Records for this task:
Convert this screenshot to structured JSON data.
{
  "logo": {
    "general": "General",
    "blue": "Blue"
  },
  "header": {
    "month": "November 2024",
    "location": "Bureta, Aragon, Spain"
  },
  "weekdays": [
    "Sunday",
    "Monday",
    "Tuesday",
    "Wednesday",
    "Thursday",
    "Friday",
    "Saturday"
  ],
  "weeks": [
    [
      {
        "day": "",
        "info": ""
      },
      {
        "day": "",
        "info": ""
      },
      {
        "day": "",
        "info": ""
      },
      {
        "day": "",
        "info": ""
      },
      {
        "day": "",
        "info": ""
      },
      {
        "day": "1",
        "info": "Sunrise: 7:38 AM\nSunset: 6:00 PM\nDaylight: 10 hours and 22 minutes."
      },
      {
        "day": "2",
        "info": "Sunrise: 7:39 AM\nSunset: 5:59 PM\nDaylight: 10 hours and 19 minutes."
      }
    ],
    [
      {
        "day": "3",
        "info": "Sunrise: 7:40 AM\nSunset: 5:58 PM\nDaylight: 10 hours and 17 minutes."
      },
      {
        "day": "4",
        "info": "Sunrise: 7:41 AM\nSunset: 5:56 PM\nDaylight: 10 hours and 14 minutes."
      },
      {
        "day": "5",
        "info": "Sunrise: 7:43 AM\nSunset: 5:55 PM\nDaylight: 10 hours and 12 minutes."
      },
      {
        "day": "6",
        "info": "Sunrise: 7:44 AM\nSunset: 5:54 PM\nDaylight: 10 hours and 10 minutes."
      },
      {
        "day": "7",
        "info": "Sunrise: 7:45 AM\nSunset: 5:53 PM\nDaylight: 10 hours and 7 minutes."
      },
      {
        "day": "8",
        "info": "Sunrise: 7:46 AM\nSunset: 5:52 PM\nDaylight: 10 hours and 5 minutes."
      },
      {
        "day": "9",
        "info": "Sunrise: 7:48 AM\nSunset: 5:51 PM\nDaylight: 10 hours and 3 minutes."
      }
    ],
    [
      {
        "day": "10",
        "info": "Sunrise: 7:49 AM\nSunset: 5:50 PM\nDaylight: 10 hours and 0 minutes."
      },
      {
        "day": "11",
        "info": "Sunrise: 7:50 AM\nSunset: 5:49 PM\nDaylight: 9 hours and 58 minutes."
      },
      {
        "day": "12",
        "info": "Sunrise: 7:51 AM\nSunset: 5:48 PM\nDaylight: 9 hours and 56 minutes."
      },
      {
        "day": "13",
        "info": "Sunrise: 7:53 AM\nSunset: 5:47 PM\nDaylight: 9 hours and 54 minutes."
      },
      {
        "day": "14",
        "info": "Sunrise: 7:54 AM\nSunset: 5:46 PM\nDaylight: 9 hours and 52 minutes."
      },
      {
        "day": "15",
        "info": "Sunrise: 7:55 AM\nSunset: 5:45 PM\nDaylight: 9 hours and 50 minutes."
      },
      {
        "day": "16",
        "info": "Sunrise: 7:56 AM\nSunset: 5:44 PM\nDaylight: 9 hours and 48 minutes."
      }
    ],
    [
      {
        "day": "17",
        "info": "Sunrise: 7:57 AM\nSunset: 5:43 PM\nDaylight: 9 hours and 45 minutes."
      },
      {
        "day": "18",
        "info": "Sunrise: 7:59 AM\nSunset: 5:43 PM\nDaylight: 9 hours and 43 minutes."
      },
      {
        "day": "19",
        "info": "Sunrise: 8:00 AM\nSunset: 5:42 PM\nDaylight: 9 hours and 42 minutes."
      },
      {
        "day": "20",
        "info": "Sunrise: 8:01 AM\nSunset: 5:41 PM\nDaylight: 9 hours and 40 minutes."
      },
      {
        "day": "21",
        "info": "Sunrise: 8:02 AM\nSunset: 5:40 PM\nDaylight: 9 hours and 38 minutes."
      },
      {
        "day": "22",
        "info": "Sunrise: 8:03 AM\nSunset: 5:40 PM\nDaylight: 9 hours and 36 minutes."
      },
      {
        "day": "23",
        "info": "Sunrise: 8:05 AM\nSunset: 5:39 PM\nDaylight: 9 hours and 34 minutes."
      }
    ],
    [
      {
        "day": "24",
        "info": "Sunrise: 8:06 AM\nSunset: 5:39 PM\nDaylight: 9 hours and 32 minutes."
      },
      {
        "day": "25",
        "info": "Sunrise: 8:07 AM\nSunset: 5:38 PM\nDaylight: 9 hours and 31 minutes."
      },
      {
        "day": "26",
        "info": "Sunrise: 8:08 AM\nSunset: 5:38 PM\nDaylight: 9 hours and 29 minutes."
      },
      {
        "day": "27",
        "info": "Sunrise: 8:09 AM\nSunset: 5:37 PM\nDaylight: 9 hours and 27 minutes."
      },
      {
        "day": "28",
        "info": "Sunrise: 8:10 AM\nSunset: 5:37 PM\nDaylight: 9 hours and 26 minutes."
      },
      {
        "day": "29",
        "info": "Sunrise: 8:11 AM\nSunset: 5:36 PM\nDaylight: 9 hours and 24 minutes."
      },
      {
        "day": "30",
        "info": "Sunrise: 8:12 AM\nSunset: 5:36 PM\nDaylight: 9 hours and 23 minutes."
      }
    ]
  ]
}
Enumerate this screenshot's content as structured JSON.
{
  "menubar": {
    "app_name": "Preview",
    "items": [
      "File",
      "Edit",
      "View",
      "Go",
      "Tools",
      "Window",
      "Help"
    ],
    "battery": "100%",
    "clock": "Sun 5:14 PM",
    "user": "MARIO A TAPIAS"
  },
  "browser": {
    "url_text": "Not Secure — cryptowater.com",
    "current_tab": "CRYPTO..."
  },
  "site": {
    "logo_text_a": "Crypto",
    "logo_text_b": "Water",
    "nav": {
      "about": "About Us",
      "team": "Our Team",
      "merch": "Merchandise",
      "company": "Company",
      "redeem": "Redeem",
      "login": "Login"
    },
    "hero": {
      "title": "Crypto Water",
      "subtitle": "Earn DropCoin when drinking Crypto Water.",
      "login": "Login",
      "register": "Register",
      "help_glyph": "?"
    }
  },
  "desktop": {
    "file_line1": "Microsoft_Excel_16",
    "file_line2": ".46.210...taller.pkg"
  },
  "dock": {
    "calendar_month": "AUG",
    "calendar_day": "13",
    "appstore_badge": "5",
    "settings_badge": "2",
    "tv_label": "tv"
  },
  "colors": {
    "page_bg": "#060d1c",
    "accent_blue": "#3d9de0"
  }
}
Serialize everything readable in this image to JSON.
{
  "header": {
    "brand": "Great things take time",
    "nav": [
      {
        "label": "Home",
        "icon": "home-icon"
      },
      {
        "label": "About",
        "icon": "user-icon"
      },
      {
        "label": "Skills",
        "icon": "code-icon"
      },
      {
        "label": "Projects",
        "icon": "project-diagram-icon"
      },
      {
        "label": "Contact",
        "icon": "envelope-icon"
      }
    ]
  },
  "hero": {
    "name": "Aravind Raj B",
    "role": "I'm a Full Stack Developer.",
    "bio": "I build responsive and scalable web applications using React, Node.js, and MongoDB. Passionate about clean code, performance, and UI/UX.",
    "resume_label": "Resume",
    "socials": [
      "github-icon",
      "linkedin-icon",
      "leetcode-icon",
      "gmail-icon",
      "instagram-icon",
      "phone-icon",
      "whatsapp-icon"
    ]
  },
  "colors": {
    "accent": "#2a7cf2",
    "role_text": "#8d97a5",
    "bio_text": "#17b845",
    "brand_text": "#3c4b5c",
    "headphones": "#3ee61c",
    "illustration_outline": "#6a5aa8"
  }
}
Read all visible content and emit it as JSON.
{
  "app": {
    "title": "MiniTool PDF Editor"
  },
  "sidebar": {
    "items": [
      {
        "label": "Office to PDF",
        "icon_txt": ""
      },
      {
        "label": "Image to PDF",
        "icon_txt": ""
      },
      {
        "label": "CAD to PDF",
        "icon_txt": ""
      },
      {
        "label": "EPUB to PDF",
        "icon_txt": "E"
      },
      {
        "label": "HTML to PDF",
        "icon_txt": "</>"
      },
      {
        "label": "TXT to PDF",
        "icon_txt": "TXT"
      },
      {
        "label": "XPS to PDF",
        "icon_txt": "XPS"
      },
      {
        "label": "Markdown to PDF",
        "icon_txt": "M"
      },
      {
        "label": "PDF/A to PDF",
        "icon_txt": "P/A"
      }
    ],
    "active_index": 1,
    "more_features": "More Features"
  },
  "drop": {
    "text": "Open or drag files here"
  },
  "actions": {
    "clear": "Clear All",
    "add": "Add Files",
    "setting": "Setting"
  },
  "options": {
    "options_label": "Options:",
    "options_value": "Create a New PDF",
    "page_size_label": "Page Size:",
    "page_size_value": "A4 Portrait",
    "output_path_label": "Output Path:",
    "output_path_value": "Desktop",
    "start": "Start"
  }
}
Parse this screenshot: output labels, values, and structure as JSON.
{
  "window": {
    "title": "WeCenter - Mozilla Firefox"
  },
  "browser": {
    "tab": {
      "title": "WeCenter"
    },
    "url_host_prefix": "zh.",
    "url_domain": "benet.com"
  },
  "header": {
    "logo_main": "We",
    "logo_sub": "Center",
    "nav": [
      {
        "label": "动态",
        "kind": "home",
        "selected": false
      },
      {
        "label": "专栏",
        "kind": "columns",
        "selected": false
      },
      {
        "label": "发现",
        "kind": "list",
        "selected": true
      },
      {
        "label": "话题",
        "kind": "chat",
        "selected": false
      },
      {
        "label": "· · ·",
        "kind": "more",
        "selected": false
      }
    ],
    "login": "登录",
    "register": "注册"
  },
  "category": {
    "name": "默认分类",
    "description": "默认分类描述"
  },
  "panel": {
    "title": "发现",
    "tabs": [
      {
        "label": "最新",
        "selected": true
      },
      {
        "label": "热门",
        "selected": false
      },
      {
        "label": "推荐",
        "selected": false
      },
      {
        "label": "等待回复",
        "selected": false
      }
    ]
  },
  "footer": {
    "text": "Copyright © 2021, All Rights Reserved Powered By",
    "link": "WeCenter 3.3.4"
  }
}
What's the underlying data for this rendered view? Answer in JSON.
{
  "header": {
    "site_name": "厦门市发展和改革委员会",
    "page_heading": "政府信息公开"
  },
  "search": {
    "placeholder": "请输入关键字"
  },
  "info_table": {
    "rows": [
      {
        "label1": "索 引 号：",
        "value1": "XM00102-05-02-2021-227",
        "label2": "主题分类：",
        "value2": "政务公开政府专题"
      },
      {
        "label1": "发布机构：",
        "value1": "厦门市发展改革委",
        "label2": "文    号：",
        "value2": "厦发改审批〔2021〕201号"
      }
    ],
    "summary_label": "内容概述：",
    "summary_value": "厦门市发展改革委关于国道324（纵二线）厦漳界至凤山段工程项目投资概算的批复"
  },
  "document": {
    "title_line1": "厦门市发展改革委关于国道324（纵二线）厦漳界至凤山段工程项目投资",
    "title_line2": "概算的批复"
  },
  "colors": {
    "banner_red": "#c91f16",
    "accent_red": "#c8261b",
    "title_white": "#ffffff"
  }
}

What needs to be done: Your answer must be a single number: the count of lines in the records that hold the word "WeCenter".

Worked solution: 3